Anti-immigrant voters and politicians alike, Trump included, have insisted that they are in favor of immigrants as long as they “come the right way.” As much as hard-core nativists want to remake American demography, nativism is constantly called upon to do too much other political work: demonizing welfare recipients, legitimating NAFTA, explaining the war on terror, getting Trump elected, and much more.

Trump is running one of the most anti-immigrant administrations in American history. But it was Trump’s predecessors who made his assault on immigrants possible, both legally and politically.

Contemporary right-wing xenophobia traces its long, gnarled roots to settler-colonial dispossession, slavery, anti-Asian immigration laws, and myriad foreign wars. His rhetoric and its resonance owe to a bipartisan tradition of painting immigrants as an economic, fiscal, criminal, and security threat. The tools that he uses to persecute and deport exist thanks to laws passed and policies enacted as long ago as the nineteenth century and as recently as the Obama administration, which used the criminal justice system’s enormous power to identify, detain, prosecute, and deport enormous numbers of immigrants.

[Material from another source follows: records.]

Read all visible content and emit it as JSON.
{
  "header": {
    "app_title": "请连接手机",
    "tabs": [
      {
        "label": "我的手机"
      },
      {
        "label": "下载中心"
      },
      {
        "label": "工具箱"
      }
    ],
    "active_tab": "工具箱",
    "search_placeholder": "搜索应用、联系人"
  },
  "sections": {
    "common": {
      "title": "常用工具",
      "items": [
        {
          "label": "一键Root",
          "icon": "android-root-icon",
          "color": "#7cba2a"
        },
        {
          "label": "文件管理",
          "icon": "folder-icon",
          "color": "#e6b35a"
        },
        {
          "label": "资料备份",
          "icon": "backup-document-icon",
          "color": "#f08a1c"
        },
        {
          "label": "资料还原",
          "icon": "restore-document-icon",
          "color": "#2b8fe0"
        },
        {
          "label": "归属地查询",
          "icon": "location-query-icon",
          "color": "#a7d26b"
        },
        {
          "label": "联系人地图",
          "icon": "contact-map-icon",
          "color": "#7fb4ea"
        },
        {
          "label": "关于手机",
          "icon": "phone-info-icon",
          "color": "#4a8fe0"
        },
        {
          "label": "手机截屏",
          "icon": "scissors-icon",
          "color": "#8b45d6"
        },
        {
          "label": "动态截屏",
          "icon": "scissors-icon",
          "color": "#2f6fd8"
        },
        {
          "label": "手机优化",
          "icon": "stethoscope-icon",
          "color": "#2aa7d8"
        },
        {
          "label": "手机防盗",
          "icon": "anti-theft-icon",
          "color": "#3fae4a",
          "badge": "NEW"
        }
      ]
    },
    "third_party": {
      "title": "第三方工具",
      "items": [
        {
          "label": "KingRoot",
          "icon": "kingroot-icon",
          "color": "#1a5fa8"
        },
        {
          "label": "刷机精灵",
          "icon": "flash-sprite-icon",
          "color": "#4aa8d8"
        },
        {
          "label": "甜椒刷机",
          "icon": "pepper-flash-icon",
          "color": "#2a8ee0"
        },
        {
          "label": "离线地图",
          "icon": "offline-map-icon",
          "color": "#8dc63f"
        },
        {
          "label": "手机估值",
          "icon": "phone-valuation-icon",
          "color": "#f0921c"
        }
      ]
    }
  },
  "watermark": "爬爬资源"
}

The public charge rule and travel bans are cases in point. Latin American immigrants have been portrayed as racial others precisely because of the arduous work they often do — an uncomfortable reminder that American prosperity has always depended upon the most wicked forms of exploitation, in turn justified by racist ideology. The travel ban is the war on terror coming home to roost, explaining the failure of American power by scapegoating Muslims and the Global South.

The interminable debate over whether economic anxiety or racism catapulted Trump into office was always posing the wrong question. In fact, racism and class domination are fundamentally intertwined — and they both, in turn, are deeply connected to America’s place in the world. Nativism is a way to make sense of an economic reality that rewards a few and punishes the many, and of a geopolitical order that promises American dominance but delivers only violence, insecurity, and uncertainty. We can’t end the war on immigrants without transforming the economic system and foreign policies for which it has long provided an alibi.